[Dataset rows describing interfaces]
::::::::::

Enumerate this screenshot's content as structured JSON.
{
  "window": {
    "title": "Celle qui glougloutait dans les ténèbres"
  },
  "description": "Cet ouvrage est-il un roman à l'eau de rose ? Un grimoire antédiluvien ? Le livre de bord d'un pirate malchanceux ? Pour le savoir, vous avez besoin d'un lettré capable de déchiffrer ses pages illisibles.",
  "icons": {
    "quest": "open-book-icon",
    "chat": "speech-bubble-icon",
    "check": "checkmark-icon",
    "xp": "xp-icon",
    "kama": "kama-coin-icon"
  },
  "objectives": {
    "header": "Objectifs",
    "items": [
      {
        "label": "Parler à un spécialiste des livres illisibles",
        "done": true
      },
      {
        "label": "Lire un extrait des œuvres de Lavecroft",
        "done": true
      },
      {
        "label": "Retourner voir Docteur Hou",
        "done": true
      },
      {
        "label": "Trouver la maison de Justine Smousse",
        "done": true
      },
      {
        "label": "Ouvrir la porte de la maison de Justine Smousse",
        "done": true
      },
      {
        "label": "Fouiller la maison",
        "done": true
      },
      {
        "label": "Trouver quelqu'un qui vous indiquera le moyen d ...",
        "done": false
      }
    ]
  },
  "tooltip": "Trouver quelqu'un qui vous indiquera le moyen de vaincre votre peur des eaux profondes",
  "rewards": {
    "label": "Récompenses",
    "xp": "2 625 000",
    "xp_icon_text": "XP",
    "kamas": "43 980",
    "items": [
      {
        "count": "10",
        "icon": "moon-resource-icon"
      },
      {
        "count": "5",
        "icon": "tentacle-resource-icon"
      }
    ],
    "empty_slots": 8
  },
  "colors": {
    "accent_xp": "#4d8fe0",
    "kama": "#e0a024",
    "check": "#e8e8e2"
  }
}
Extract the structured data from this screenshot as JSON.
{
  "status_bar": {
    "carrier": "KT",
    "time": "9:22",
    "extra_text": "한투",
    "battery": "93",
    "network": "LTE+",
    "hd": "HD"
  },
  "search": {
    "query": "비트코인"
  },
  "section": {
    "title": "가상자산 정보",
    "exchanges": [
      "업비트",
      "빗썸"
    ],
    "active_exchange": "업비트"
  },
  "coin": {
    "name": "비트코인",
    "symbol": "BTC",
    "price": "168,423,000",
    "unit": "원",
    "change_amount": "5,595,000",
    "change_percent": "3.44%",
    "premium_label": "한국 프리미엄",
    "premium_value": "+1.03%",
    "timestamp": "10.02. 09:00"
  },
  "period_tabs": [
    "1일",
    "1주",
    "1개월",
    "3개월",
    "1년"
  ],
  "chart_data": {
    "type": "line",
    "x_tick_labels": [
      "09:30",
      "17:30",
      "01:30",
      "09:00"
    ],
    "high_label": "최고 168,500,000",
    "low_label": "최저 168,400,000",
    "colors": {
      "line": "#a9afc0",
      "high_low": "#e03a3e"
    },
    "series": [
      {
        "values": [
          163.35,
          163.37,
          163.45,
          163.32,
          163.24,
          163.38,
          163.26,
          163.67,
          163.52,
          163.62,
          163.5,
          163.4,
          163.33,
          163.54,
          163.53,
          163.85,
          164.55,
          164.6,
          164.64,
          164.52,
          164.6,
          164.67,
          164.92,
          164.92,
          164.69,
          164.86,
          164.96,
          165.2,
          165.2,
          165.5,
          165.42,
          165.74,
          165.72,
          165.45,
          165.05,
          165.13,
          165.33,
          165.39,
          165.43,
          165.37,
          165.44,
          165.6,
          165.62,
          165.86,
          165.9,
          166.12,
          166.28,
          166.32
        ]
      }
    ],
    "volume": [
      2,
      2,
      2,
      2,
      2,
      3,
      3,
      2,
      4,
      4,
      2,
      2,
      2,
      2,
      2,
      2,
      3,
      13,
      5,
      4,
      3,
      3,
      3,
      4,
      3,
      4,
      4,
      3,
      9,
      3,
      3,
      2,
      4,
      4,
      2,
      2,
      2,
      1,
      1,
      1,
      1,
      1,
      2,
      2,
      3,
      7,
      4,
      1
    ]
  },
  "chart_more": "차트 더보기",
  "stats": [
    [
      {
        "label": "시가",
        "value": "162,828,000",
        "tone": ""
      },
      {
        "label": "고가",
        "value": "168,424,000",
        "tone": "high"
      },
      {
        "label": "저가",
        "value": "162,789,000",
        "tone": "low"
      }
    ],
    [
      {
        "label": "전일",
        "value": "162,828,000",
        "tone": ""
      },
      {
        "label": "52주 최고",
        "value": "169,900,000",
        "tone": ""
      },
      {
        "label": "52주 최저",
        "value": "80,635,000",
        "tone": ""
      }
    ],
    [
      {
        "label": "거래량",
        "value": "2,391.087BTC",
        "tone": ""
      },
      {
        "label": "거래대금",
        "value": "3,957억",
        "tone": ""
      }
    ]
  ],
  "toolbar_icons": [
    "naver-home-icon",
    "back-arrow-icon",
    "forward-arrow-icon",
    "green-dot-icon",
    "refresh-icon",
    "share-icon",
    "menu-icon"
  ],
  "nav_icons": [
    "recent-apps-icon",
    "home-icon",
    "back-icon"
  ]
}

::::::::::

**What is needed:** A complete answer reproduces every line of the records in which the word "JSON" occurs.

**Answer below:**
Enumerate this screenshot's content as structured JSON.
Extract the structured data from this screenshot as JSON.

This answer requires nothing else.